The New Approach to Hospitality: A Hotel Run by Robots

Having robots in charge of the reception and placing robots everywhere, the Henn-na Hotel aims to be the most efficient hotel in the world.

Image: Henn-na Hotel

The Henn-na Hotel, which in English translates to Weird Hotel, is part of the Huis Ten Bosch amusement park located in Sasebo, Nagasaki prefecture. Run by Hideo Sawada, the founder and chairman of the travel company H.I.S, the hotel “is not about being strange, it’s about transforming and evolving,” Sawada tells Business Insider. “Having robots in charge of the reception and placing robots everywhere, we aim to make it the most efficient hotel in the world.”

The hotel employs a handful of IoT technologies intended to engage and awe the user, as well as handle all basic duties required to operate a hotel. It is among the first to use facial recognition technology in replacement of room keys.

As you enter the hotel you are greeted by a humanoid robot that speaks Japanese and a dinosaur that speaks English. They prompt you to push a button on a touch-panel screen and enter your personal information. Once you’ve been assigned a room, facial recognition software allows you to open your door.

If you have any belongings that do not need to be kept inside your room, a large, mechanized arm takes your extra luggage and assigns it to a set of storage lockers, almost making you feel like you’re boarding a spaceship.

Henn-na Hotel smart building

Image: Henn-na Hotel

Porter robots help bring guests luggage to their rooms, and other robots handle basic cleaning duties, such as window-washing and vacuuming rooms. Electricity usage is reduced with the use of motion sensor lights that turn on and off according to your movement throughout the room.

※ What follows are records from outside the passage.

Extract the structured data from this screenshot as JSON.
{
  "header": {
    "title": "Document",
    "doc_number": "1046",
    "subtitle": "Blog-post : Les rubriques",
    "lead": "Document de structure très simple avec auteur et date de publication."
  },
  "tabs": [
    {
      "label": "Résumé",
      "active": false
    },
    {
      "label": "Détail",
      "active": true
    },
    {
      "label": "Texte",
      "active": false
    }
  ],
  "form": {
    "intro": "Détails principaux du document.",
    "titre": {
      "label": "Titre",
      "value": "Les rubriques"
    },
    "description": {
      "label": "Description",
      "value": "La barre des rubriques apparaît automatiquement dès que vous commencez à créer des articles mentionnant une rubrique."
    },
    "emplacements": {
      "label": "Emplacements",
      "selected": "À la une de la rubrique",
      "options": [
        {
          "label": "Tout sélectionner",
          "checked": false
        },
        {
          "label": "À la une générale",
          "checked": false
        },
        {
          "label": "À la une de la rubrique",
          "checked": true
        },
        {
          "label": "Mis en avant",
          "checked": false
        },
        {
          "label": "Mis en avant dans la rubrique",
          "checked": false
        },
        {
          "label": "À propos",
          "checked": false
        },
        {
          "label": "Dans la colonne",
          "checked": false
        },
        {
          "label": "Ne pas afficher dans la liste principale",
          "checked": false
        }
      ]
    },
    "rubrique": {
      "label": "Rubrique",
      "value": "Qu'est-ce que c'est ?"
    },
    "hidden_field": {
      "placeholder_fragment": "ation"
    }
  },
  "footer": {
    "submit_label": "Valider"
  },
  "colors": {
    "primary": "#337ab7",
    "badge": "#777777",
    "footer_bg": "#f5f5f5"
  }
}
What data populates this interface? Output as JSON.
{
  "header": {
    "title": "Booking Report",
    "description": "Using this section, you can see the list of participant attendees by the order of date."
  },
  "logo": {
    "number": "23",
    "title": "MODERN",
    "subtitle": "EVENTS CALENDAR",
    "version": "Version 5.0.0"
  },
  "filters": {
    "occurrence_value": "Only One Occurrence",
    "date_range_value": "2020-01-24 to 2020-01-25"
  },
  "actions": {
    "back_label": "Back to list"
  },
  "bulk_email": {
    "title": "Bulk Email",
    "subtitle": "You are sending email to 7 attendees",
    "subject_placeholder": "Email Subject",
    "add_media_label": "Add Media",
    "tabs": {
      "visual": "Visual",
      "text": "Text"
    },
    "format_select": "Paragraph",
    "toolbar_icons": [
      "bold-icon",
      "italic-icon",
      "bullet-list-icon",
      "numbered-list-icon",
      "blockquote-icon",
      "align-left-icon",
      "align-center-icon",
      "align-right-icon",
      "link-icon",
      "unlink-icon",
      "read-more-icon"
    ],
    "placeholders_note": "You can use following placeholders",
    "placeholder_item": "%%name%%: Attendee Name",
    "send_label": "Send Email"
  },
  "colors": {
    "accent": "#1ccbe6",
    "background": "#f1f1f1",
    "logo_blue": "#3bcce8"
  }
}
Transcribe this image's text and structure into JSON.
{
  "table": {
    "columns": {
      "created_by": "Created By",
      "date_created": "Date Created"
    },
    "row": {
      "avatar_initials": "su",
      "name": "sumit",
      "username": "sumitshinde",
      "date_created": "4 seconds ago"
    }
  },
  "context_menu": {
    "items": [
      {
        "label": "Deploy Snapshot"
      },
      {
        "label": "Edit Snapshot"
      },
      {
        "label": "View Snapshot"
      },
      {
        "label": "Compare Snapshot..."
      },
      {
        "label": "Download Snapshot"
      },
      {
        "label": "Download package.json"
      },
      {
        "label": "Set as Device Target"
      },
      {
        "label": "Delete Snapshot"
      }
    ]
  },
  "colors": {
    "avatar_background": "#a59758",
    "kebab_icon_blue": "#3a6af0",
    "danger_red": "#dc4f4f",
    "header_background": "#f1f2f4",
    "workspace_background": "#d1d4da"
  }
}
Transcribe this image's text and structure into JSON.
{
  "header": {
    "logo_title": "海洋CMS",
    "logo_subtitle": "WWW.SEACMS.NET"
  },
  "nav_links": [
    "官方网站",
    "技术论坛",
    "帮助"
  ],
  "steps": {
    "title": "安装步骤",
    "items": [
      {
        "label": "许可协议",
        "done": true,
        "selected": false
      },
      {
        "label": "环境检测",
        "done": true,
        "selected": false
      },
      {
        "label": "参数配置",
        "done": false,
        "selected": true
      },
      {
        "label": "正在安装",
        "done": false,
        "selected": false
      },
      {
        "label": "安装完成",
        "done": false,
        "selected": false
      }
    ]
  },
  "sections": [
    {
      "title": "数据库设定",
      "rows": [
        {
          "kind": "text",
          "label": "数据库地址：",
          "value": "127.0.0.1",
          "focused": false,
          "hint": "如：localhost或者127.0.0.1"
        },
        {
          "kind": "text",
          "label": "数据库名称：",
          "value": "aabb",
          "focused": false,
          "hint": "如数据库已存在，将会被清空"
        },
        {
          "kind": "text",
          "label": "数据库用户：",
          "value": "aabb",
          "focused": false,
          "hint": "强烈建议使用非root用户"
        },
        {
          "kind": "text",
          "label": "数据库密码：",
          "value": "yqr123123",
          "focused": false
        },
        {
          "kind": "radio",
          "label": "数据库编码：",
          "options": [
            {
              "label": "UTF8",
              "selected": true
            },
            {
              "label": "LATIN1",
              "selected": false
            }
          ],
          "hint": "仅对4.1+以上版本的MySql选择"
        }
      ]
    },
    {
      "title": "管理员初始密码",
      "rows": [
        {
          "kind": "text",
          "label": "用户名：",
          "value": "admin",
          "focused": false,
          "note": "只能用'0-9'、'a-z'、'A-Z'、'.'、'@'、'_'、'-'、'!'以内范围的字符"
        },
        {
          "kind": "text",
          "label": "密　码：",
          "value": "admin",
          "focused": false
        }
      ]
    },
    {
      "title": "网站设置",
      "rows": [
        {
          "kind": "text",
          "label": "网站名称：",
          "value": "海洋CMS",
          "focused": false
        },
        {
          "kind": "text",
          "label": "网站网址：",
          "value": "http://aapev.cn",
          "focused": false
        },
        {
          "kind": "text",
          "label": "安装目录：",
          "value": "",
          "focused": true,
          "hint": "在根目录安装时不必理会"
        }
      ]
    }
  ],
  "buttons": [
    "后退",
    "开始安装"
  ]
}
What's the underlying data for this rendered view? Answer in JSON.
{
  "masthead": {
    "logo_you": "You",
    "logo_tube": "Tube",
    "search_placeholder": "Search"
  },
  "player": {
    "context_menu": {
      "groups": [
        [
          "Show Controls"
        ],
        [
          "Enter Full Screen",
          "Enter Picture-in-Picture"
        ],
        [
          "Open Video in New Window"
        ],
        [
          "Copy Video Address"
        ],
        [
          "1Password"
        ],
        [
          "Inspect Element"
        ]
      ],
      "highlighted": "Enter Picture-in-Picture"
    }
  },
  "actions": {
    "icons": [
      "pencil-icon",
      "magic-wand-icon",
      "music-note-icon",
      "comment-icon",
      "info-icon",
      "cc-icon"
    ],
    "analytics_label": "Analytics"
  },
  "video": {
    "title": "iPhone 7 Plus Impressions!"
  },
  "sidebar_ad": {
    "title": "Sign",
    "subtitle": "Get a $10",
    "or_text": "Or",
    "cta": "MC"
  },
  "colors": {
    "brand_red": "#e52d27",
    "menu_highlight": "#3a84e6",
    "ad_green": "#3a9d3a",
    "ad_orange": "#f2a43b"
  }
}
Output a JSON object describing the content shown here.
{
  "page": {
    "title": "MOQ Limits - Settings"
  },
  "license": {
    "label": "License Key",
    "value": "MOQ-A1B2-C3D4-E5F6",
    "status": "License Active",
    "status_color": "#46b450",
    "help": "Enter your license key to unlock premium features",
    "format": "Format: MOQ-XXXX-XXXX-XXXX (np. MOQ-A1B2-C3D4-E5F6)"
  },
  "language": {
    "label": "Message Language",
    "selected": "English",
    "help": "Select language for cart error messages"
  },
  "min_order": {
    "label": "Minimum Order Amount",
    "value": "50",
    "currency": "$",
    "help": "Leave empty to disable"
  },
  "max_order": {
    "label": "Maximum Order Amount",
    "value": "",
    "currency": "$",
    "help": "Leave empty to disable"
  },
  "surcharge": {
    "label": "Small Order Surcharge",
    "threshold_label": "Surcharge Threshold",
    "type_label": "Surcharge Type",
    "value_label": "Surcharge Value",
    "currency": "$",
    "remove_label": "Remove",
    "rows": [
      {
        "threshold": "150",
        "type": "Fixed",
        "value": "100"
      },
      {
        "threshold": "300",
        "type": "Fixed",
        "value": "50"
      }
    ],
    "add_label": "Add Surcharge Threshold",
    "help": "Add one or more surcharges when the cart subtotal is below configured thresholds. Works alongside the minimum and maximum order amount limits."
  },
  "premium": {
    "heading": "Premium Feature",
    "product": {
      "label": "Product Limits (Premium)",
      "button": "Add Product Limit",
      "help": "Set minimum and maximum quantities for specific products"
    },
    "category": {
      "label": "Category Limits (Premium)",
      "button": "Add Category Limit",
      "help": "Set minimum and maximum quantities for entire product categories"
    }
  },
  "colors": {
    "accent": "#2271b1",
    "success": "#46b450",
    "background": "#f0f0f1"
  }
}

The air conditioning system is also sensor-controlled with technology that can detect body heat.

Weird Hotel smart building

Image: Henn-na Hotel

Each room includes Tuly, a hotel concierge doll that helps guests find restaurants, recommends events and nearby activities, and tells them the weather. In terms of security, human security officials monitor the hotel, along with security cameras, to ensure the safety of guests.

In the future, Sawada would like to include “block-shaped” robots to deliver room service and drones that can fly in small jars of snacks for hotel guests.

H.I.S. Co. travel agency has added a second hotel, near Tokyo Disney Resort in Urayasu, Chiba Prefecture, which features 100 rooms and uses about 140 robots. The company expects to open more locations and expand abroad, with the intention to show people that automated hotels can be a budget-friendly alternative for those looking for a no-frills overnight stay.

The price for a one-night stay at either of the hotels is around $170 per night.

Curious to learn more about robot hospitality?